U.S. Environmental Protection Agency Acting Administrator Andrew Wheeler in a July 30 memorandum to agency staff encouraged them to operate openly and transparently.

"The mission of the EPA is to protect human health and the environment," Wheeler said in the agencywide memorandum. "We exist to serve the public. As such, the public should trust our work."

The EPA is committed to earning and maintaining the public's trust through transparency and accountability in its actions and civility and fairness in the public participation process, Wheeler said. He noted that past administrators have issued similar directives that have come to be commonly known as fishbowl memos because they effectively stress that the agency should operate as if it were in a fishbowl.

Since taking the helm of the EPA on July 9, Wheeler has pledged to pursue the Trump administration's deregulatory agenda while also moving to make the agency more transparent and to rebuild the public trust. Before coming to the EPA, first as deputy administrator, Wheeler was a lobbyist for more than 20 entities, including a major coal company, but he has said he will recuse himself from cases related to former clients.

Wheeler in the memo listed a handful of transparency principles and protocols that staff should use to guide its efforts, and he also admonished staff to act in a manner worthy of the public's trust.
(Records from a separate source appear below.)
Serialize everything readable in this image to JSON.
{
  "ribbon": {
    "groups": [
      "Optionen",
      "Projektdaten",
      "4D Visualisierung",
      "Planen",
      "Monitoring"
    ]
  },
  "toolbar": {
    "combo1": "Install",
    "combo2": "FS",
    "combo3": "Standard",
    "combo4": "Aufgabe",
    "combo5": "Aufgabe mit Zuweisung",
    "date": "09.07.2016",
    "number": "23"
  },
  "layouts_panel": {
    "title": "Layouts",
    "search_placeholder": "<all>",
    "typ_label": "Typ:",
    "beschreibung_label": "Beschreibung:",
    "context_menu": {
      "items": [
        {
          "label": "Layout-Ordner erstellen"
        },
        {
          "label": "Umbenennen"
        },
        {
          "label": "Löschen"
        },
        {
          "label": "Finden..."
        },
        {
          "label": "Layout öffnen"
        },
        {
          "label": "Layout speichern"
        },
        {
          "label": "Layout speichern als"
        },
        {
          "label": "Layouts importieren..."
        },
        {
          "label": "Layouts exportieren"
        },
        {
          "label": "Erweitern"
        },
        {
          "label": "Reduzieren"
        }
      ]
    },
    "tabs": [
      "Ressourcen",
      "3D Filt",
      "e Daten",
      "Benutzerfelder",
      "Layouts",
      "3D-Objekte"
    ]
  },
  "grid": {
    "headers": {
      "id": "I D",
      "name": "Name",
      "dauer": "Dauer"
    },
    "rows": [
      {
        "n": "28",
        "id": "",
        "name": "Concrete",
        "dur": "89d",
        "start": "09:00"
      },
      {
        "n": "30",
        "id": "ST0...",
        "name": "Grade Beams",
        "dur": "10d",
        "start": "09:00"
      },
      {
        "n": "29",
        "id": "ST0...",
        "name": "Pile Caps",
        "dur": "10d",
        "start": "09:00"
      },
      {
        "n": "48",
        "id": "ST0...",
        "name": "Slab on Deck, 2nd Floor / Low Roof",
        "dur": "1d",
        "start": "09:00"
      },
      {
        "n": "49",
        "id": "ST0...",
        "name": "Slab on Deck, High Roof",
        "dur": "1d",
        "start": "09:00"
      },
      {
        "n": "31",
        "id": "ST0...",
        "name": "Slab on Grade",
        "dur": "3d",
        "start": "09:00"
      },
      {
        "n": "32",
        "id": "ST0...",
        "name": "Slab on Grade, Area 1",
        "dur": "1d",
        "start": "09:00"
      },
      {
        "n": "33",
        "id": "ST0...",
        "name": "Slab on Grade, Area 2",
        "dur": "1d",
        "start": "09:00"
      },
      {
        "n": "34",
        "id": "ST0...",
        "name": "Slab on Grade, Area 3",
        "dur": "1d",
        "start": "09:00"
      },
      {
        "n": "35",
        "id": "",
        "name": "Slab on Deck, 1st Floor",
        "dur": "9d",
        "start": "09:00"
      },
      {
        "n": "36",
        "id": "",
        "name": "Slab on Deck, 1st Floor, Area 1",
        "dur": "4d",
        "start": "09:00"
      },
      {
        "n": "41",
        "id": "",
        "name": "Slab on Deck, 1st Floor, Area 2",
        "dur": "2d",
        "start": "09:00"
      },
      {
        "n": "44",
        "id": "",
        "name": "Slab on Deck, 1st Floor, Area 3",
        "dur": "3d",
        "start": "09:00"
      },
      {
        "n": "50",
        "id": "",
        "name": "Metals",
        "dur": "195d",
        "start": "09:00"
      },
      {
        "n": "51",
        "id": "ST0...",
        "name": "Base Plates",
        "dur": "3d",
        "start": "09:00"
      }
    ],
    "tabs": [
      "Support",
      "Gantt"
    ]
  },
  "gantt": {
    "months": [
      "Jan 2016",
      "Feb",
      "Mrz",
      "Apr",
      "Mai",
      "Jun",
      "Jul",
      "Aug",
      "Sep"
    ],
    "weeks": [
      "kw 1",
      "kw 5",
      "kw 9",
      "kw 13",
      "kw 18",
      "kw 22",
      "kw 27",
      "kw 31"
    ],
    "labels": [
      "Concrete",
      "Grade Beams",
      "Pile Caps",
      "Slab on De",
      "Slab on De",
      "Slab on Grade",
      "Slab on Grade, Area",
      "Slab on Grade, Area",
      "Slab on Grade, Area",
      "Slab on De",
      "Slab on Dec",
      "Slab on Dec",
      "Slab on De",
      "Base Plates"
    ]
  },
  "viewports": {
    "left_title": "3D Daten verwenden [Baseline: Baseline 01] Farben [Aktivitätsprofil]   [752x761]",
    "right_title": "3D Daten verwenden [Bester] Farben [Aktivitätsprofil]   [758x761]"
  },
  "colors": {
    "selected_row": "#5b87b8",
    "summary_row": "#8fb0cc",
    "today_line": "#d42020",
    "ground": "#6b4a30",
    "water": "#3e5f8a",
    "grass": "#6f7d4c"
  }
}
All programs must provide for the fullest possible public participation in decision making, Wheeler said. This means staff must not only remain open and accessible to those representing all points of view, but staff must also actively seek out the views of those that would be affected by decisions. That may include communities of color, Native Americans, people disproportionately impacted by pollution, small business and local governments, the memo said. And the agency "will not accord privileged status to any special interest" and will not accept any proposal or recommendation without first taking a critical and independent examination.

In the rulemaking process, the EPA must ensure that the basis for its decision is in the public record. As such, all written comments on a proposed rule should be entered into the public rulemaking docket and thoughtfully considered, Wheeler said in the memo.

Also, it is essential that the public is given timely notice, to the extent possible, on information or views that influenced the EPA's decisions, Wheeler wrote. That means EPA employees must summarize in writing and place in the rulemaking docket any oral communications via a meeting or telephone discussion with a member of the public or interest group if that information "contains significant new factual information regarding a proposed rule."

The memo contained a section on how to handle litigation and formal adjudication proceedings and noted staff should be sure to go through the proper legal channels in communications. Further, staff should provide an opportunity for public comment on proposed consent decrees and settlement agreements when possible, Wheeler said.

Wheeler in the memo addressed how staff should handle public inquiries. While the EPA should be open to the press and responsive to requests for records or information from members and committees of the U.S. Congress, those actions should be done in consultation with the agency's Office of Congressional and Intergovernmental Relations and the Office of Public Affairs, respectively, the memo said.

Wheeler also reiterated his commitment to make his appointment calendar public and said he has directed a number of other senior officials to follow suit.